Task requirements. Output the data below exactly as it is, dropping the pictures from your copy.

(Interface dataset entries)
╭──
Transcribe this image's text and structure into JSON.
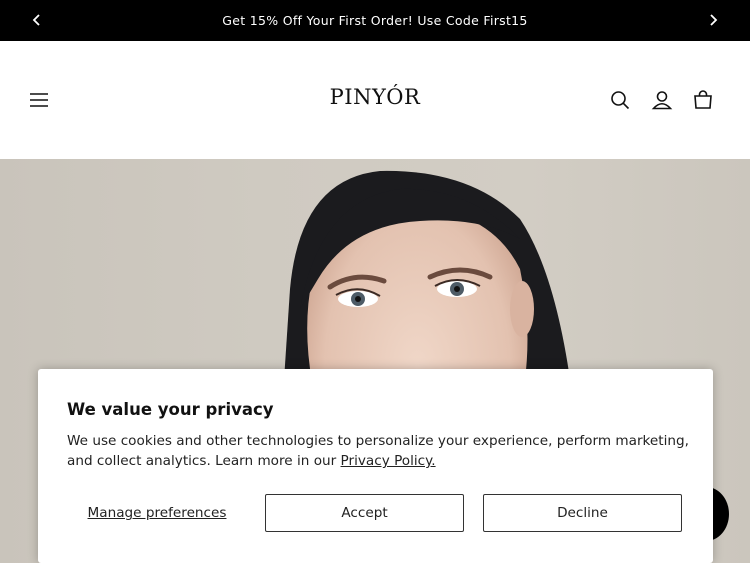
{
  "announcement": {
    "message": "Get 15% Off Your First Order! Use Code First15",
    "prev_icon": "chevron-left-icon",
    "next_icon": "chevron-right-icon"
  },
  "header": {
    "logo": "PINYÓR",
    "menu_icon": "hamburger-menu-icon",
    "search_icon": "search-icon",
    "account_icon": "account-icon",
    "cart_icon": "cart-icon"
  },
  "hero": {
    "image": "model-portrait-photo"
  },
  "cookie_banner": {
    "title": "We value your privacy",
    "body_text": "We use cookies and other technologies to personalize your experience, perform marketing, and collect analytics. Learn more in our ",
    "privacy_link": "Privacy Policy.",
    "manage_label": "Manage preferences",
    "accept_label": "Accept",
    "decline_label": "Decline"
  },
  "chat": {
    "icon": "chat-bubble-icon"
  },
  "colors": {
    "announcement_bg": "#000000",
    "text": "#121212",
    "hero_bg": "#cfcac1"
  }
}
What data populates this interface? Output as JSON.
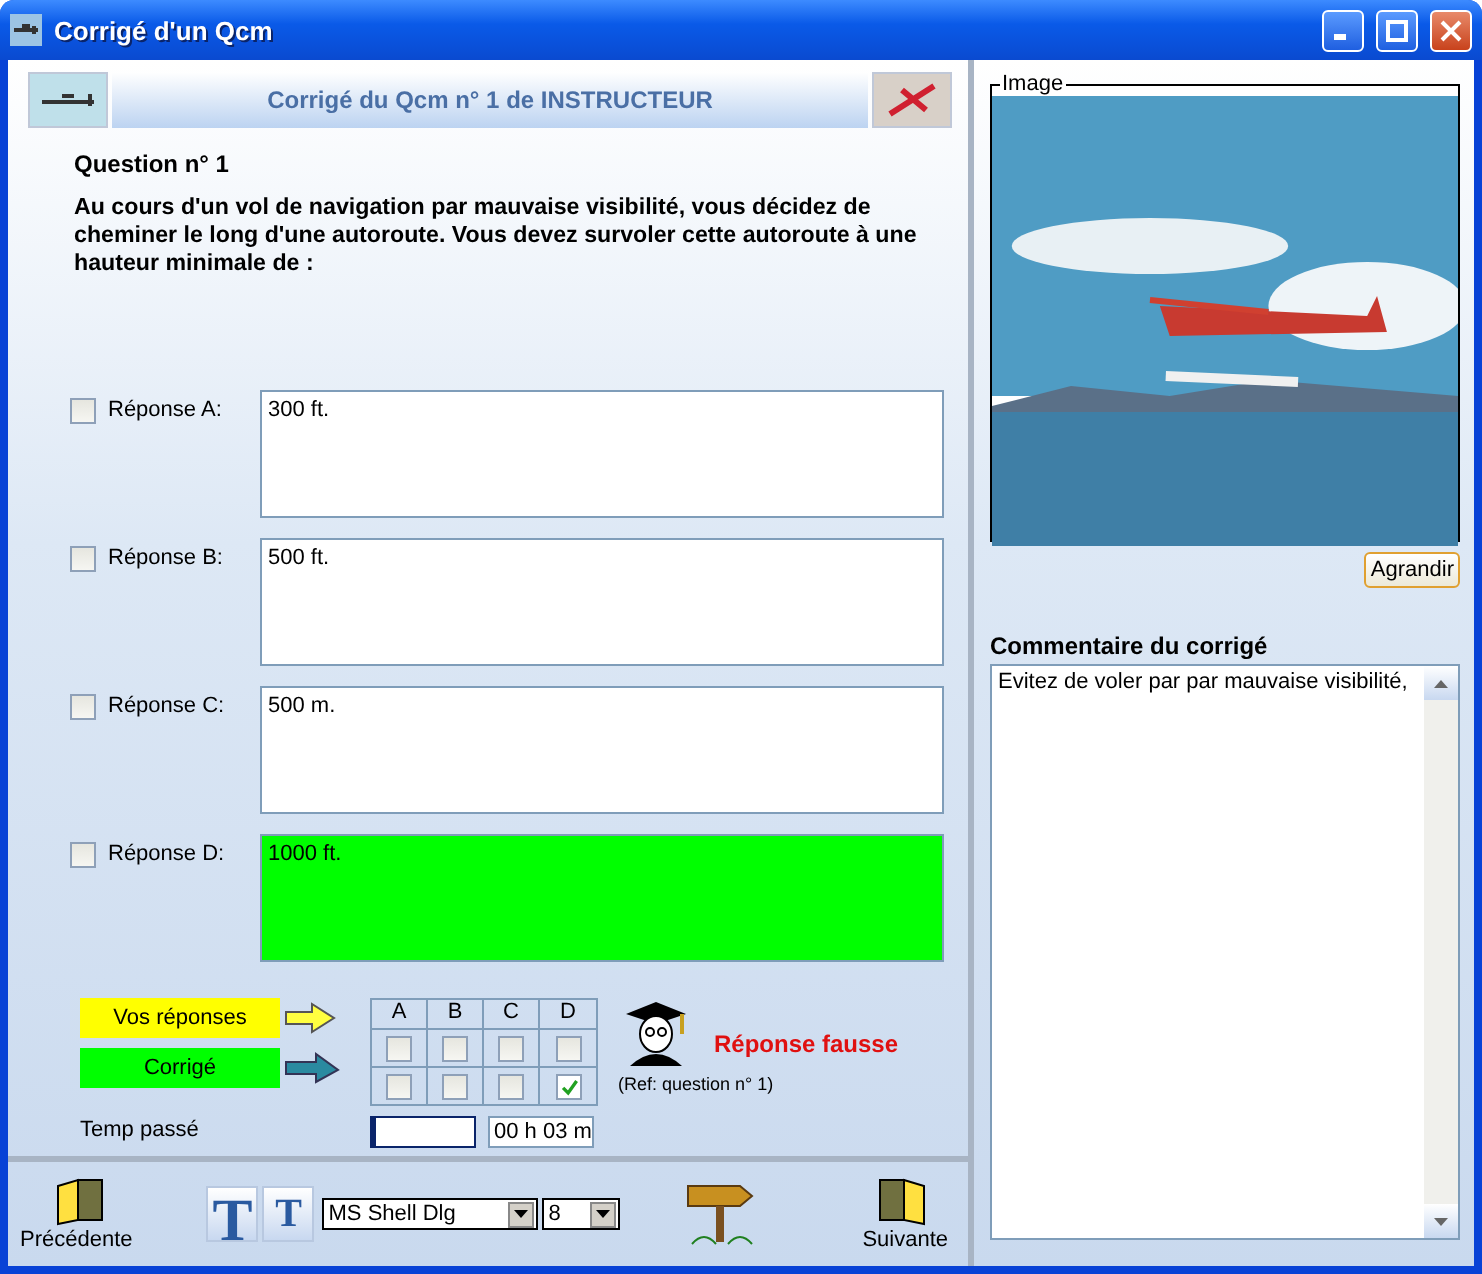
{
  "window": {
    "title": "Corrigé d'un Qcm"
  },
  "header": {
    "banner": "Corrigé du Qcm n° 1 de INSTRUCTEUR"
  },
  "question": {
    "label": "Question n° 1",
    "text": "Au cours d'un vol de navigation par mauvaise visibilité, vous décidez de cheminer le long d'une autoroute. Vous devez survoler cette autoroute à une hauteur minimale de :"
  },
  "answers": [
    {
      "label": "Réponse A:",
      "text": "300 ft.",
      "checked": false,
      "correct": false
    },
    {
      "label": "Réponse B:",
      "text": "500 ft.",
      "checked": false,
      "correct": false
    },
    {
      "label": "Réponse C:",
      "text": "500 m.",
      "checked": false,
      "correct": false
    },
    {
      "label": "Réponse D:",
      "text": "1000 ft.",
      "checked": false,
      "correct": true
    }
  ],
  "summary": {
    "your_answers_label": "Vos réponses",
    "correction_label": "Corrigé",
    "columns": [
      "A",
      "B",
      "C",
      "D"
    ],
    "your_answers": [
      {
        "checked": false
      },
      {
        "checked": false
      },
      {
        "checked": false
      },
      {
        "checked": false
      }
    ],
    "correction": [
      {
        "checked": false
      },
      {
        "checked": false
      },
      {
        "checked": false
      },
      {
        "checked": true
      }
    ],
    "result": "Réponse fausse",
    "reference": "(Ref: question n° 1)",
    "time_label": "Temp passé",
    "time_progress": {
      "level": 0.03
    },
    "time": "00 h 03 m"
  },
  "toolbar": {
    "previous": "Précédente",
    "larger_font": "T",
    "smaller_font": "T",
    "font": "MS Shell Dlg",
    "font_size": "8",
    "next": "Suivante"
  },
  "image_panel": {
    "legend": "Image",
    "button": "Agrandir"
  },
  "comment": {
    "label": "Commentaire du corrigé",
    "text": "Evitez de voler par par mauvaise visibilité,"
  }
}
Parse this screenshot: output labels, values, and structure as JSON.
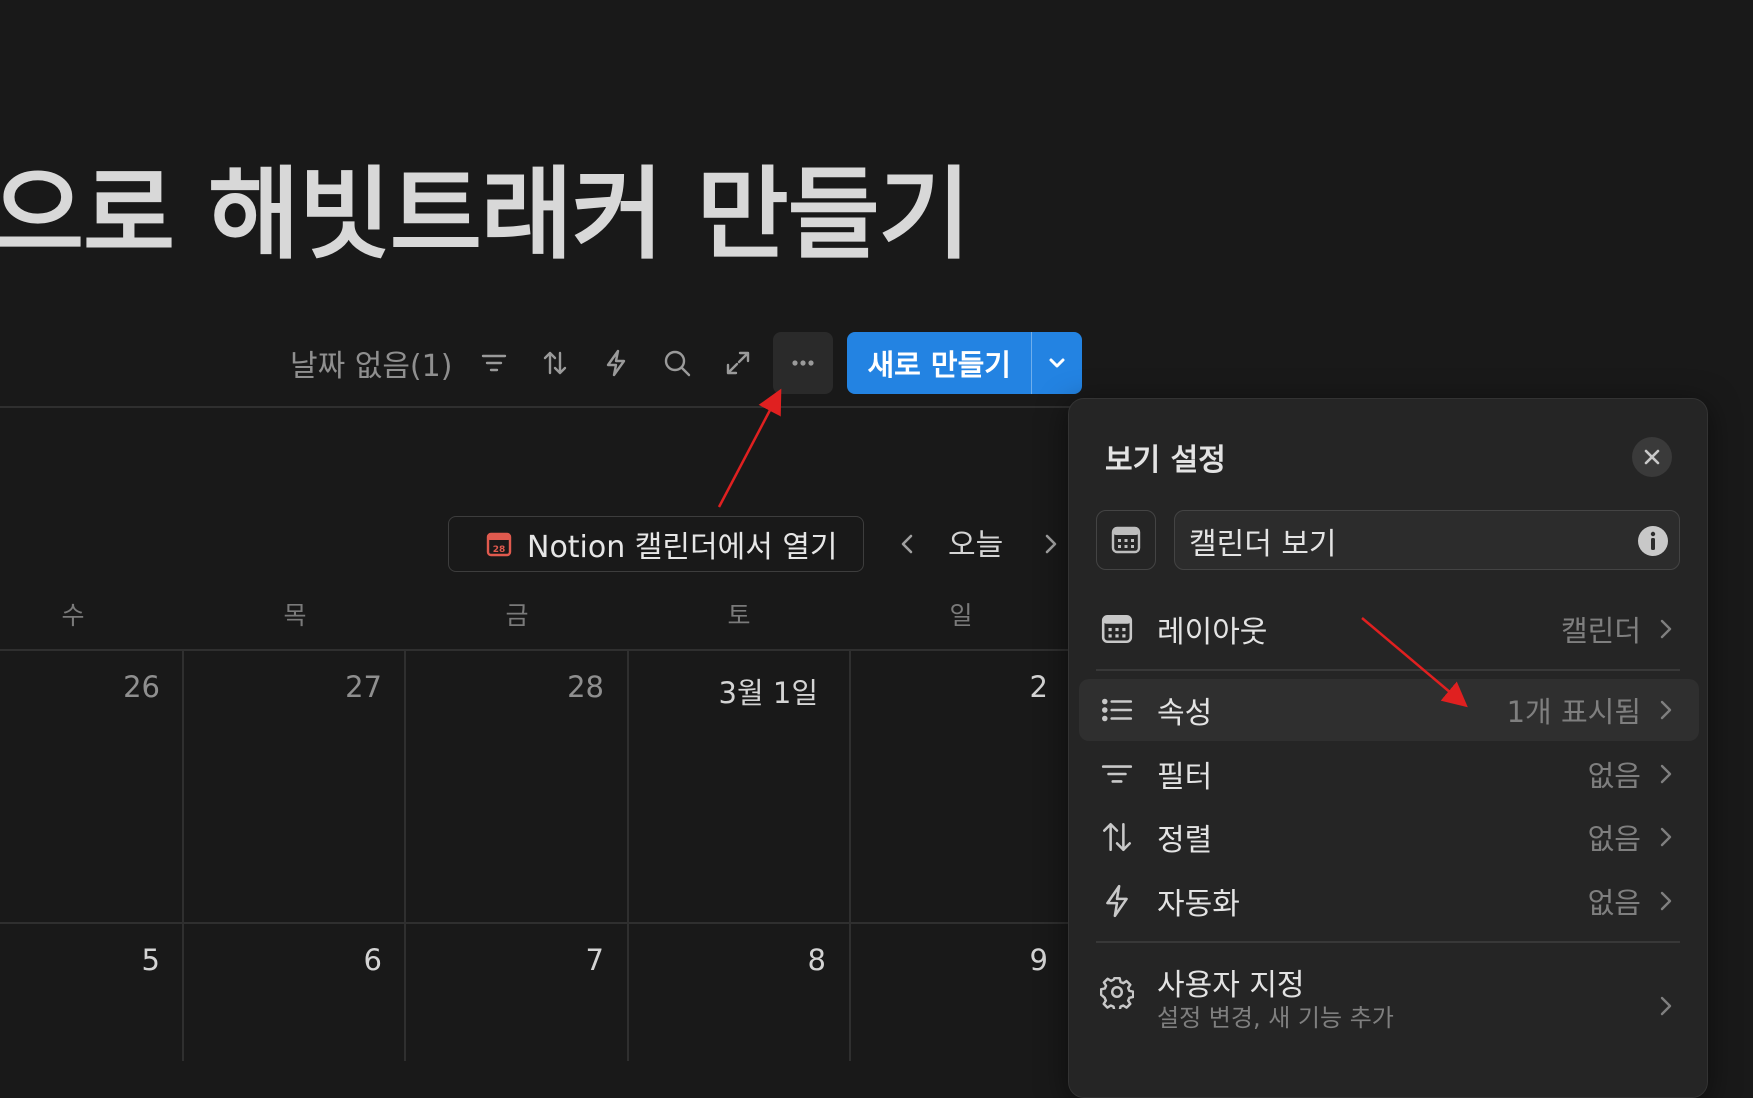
{
  "page": {
    "title": "으로 해빗트래커 만들기"
  },
  "toolbar": {
    "no_date_label": "날짜 없음(1)",
    "new_button_label": "새로 만들기",
    "icons": [
      "filter-icon",
      "sort-icon",
      "lightning-icon",
      "search-icon",
      "expand-icon",
      "more-icon",
      "chevron-down-icon"
    ]
  },
  "calendar": {
    "open_in_calendar_label": "Notion 캘린더에서 열기",
    "today_label": "오늘",
    "weekdays": [
      "수",
      "목",
      "금",
      "토",
      "일"
    ],
    "week1": [
      "26",
      "27",
      "28",
      "3월 1일",
      "2"
    ],
    "week2": [
      "5",
      "6",
      "7",
      "8",
      "9"
    ]
  },
  "panel": {
    "title": "보기 설정",
    "view_name": "캘린더 보기",
    "rows": [
      {
        "label": "레이아웃",
        "value": "캘린더",
        "icon": "calendar-icon"
      },
      {
        "label": "속성",
        "value": "1개 표시됨",
        "icon": "list-icon"
      },
      {
        "label": "필터",
        "value": "없음",
        "icon": "filter-icon"
      },
      {
        "label": "정렬",
        "value": "없음",
        "icon": "sort-icon"
      },
      {
        "label": "자동화",
        "value": "없음",
        "icon": "lightning-icon"
      }
    ],
    "customize": {
      "label": "사용자 지정",
      "sub": "설정 변경, 새 기능 추가",
      "icon": "gear-icon"
    }
  },
  "colors": {
    "accent": "#2383e2",
    "background": "#191919",
    "panel": "#252525",
    "annotation_arrow": "#e02020"
  }
}
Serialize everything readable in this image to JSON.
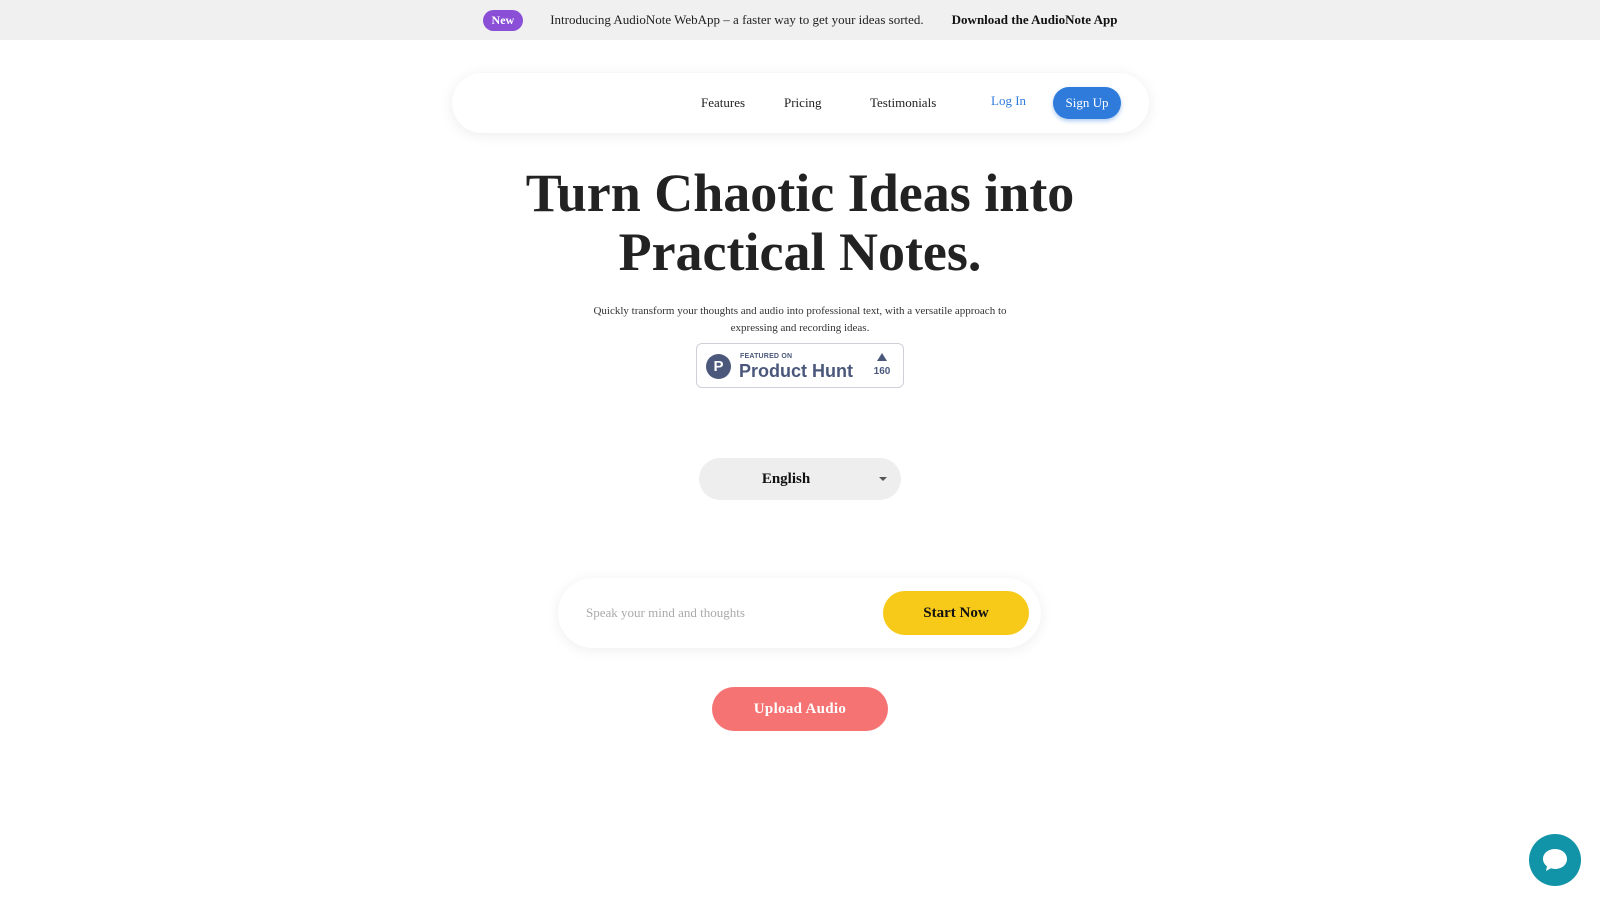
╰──
Exercise solution.
Transcribe this image's text and structure into JSON.
{
  "announcement": {
    "message": "Get 15% Off Your First Order! Use Code First15",
    "prev_icon": "chevron-left-icon",
    "next_icon": "chevron-right-icon"
  },
  "header": {
    "logo": "PINYÓR",
    "menu_icon": "hamburger-menu-icon",
    "search_icon": "search-icon",
    "account_icon": "account-icon",
    "cart_icon": "cart-icon"
  },
  "hero": {
    "image": "model-portrait-photo"
  },
  "cookie_banner": {
    "title": "We value your privacy",
    "body_text": "We use cookies and other technologies to personalize your experience, perform marketing, and collect analytics. Learn more in our ",
    "privacy_link": "Privacy Policy.",
    "manage_label": "Manage preferences",
    "accept_label": "Accept",
    "decline_label": "Decline"
  },
  "chat": {
    "icon": "chat-bubble-icon"
  },
  "colors": {
    "announcement_bg": "#000000",
    "text": "#121212",
    "hero_bg": "#cfcac1"
  }
}
What data populates this interface? Output as JSON.
{
  "window": {
    "title": "Corrigé d'un Qcm"
  },
  "header": {
    "banner": "Corrigé du Qcm n° 1 de INSTRUCTEUR"
  },
  "question": {
    "label": "Question n° 1",
    "text": "Au cours d'un vol de navigation par mauvaise visibilité, vous décidez de cheminer le long d'une autoroute. Vous devez survoler cette autoroute à une hauteur minimale de :"
  },
  "answers": [
    {
      "label": "Réponse A:",
      "text": "300 ft.",
      "checked": false,
      "correct": false
    },
    {
      "label": "Réponse B:",
      "text": "500 ft.",
      "checked": false,
      "correct": false
    },
    {
      "label": "Réponse C:",
      "text": "500 m.",
      "checked": false,
      "correct": false
    },
    {
      "label": "Réponse D:",
      "text": "1000 ft.",
      "checked": false,
      "correct": true
    }
  ],
  "summary": {
    "your_answers_label": "Vos réponses",
    "correction_label": "Corrigé",
    "columns": [
      "A",
      "B",
      "C",
      "D"
    ],
    "your_answers": [
      {
        "checked": false
      },
      {
        "checked": false
      },
      {
        "checked": false
      },
      {
        "checked": false
      }
    ],
    "correction": [
      {
        "checked": false
      },
      {
        "checked": false
      },
      {
        "checked": false
      },
      {
        "checked": true
      }
    ],
    "result": "Réponse fausse",
    "reference": "(Ref: question n° 1)",
    "time_label": "Temp passé",
    "time_progress": {
      "level": 0.03
    },
    "time": "00 h 03 m"
  },
  "toolbar": {
    "previous": "Précédente",
    "larger_font": "T",
    "smaller_font": "T",
    "font": "MS Shell Dlg",
    "font_size": "8",
    "next": "Suivante"
  },
  "image_panel": {
    "legend": "Image",
    "button": "Agrandir"
  },
  "comment": {
    "label": "Commentaire du corrigé",
    "text": "Evitez de voler par par mauvaise visibilité,"
  }
}
Parse this screenshot: output labels, values, and structure as JSON.
{
  "page": {
    "title": "으로 해빗트래커 만들기"
  },
  "toolbar": {
    "no_date_label": "날짜 없음(1)",
    "new_button_label": "새로 만들기",
    "icons": [
      "filter-icon",
      "sort-icon",
      "lightning-icon",
      "search-icon",
      "expand-icon",
      "more-icon",
      "chevron-down-icon"
    ]
  },
  "calendar": {
    "open_in_calendar_label": "Notion 캘린더에서 열기",
    "today_label": "오늘",
    "weekdays": [
      "수",
      "목",
      "금",
      "토",
      "일"
    ],
    "week1": [
      "26",
      "27",
      "28",
      "3월 1일",
      "2"
    ],
    "week2": [
      "5",
      "6",
      "7",
      "8",
      "9"
    ]
  },
  "panel": {
    "title": "보기 설정",
    "view_name": "캘린더 보기",
    "rows": [
      {
        "label": "레이아웃",
        "value": "캘린더",
        "icon": "calendar-icon"
      },
      {
        "label": "속성",
        "value": "1개 표시됨",
        "icon": "list-icon"
      },
      {
        "label": "필터",
        "value": "없음",
        "icon": "filter-icon"
      },
      {
        "label": "정렬",
        "value": "없음",
        "icon": "sort-icon"
      },
      {
        "label": "자동화",
        "value": "없음",
        "icon": "lightning-icon"
      }
    ],
    "customize": {
      "label": "사용자 지정",
      "sub": "설정 변경, 새 기능 추가",
      "icon": "gear-icon"
    }
  },
  "colors": {
    "accent": "#2383e2",
    "background": "#191919",
    "panel": "#252525",
    "annotation_arrow": "#e02020"
  }
}
Serialize everything readable in this image to JSON.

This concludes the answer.